County to County Commute Patterns
Commuting, the flow of workers from one area to another, promotes efficient labor markets. Workers who are willing and able to travel outside their home area will have access to a greater number of job opportunities, and employers can manage costs better when they have more applicants for their jobs. In areas where labor force participation is low, such as retirement communities, employers can recruit commuters to provide goods and services to the area.
The U.S. Census Bureau collects worker data in the American Community Survey (ACS). While commuting flow estimates are not included in standard ACS data releases, the Census Bureau does release commuting flow tables every five years.
Prior to the creation of the ACS, LMID developed commute maps based on decennial census data about California residents and county commuting flow estimates. Responses to the decennial census long-form questionnaire provided the data at the county level about California residents and how far they travel to work. The U.S. Census Bureau uses "Residence County" for where people live and "Work County" for where people work.
LMID developed state and county maps to show the trip origins for people who work in each county and the work destinations for people who live in each county. The county commute pattern maps show the number of commuters to and from surrounding counties. The statewide maps show the percentage and number of commuters into and out of California counties.
Statewide Commuting Patterns
County-to-County Commute Patterns
County-to-County Commute Maps (PDF)
County-to-County Commute Maps – Archives
- Statewide Commute Patterns Maps (ACS 2006-2010)
- County Commute Patterns Maps (ACS 2006-2010) (Zip File)

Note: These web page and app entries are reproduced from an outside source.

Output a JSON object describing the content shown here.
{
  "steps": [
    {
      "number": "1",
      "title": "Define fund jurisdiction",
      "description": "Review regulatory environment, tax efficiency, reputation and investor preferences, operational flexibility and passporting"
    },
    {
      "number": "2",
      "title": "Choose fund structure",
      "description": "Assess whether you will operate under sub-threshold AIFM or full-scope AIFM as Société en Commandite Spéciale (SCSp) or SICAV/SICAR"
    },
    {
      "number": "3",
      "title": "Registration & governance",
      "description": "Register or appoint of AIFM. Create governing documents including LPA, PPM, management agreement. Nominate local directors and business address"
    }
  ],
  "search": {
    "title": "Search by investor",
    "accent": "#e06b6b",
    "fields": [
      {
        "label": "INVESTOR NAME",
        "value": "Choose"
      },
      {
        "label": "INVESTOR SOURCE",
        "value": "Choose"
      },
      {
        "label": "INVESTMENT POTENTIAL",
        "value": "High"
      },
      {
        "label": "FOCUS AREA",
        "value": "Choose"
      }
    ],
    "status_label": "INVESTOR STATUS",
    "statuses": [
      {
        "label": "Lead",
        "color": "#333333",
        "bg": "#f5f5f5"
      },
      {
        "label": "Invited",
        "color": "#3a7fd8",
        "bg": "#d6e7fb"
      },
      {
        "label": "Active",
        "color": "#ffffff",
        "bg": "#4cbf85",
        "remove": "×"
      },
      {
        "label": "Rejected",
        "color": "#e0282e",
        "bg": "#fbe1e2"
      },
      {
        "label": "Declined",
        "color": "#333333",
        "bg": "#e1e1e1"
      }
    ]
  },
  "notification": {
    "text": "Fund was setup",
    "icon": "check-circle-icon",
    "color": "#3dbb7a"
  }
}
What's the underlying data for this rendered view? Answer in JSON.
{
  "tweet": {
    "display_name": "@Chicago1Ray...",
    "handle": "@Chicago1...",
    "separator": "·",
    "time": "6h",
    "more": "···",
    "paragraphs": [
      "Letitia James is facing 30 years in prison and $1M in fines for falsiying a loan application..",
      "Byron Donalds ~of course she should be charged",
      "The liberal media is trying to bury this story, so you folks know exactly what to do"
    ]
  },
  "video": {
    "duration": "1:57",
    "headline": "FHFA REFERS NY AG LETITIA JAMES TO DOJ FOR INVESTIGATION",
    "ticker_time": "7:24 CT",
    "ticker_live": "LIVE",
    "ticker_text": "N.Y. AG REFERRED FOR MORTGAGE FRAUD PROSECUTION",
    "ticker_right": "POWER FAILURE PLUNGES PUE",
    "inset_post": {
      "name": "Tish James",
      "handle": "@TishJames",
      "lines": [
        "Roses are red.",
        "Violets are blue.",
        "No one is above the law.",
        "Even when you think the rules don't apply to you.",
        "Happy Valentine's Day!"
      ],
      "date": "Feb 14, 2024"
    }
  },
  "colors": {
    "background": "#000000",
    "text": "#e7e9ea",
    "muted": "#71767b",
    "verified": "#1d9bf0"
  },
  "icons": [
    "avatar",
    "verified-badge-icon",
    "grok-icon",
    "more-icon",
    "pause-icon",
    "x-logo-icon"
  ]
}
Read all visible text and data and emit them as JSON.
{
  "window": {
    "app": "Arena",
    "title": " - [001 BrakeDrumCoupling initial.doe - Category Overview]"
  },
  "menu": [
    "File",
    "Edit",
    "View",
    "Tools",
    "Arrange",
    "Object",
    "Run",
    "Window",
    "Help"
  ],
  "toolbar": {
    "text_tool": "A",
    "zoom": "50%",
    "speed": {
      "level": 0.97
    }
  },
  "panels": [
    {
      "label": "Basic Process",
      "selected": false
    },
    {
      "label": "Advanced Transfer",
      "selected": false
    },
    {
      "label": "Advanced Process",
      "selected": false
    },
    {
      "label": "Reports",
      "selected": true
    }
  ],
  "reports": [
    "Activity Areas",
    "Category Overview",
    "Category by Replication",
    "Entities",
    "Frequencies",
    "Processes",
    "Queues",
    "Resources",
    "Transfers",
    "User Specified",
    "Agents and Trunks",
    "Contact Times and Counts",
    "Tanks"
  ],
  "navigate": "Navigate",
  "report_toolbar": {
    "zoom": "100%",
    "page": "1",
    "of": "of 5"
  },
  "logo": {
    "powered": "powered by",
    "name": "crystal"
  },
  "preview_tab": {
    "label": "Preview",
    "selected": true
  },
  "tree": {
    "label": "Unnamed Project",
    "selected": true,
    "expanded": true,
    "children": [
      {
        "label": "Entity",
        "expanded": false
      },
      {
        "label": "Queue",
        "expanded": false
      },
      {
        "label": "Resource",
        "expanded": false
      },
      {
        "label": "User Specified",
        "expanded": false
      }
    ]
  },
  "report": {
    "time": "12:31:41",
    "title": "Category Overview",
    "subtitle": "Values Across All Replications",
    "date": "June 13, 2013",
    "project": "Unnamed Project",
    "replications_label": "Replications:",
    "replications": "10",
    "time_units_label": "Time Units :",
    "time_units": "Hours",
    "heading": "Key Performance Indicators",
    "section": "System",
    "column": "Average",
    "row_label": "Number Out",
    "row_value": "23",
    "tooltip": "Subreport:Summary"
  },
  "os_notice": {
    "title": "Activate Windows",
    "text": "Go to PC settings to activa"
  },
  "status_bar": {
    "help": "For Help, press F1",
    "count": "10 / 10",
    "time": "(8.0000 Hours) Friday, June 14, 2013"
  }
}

- Statewide Commute Patterns Maps (based on 2000 Census Data)
- County Commute Patterns Maps (based on 2000 Census Data) (Zip File)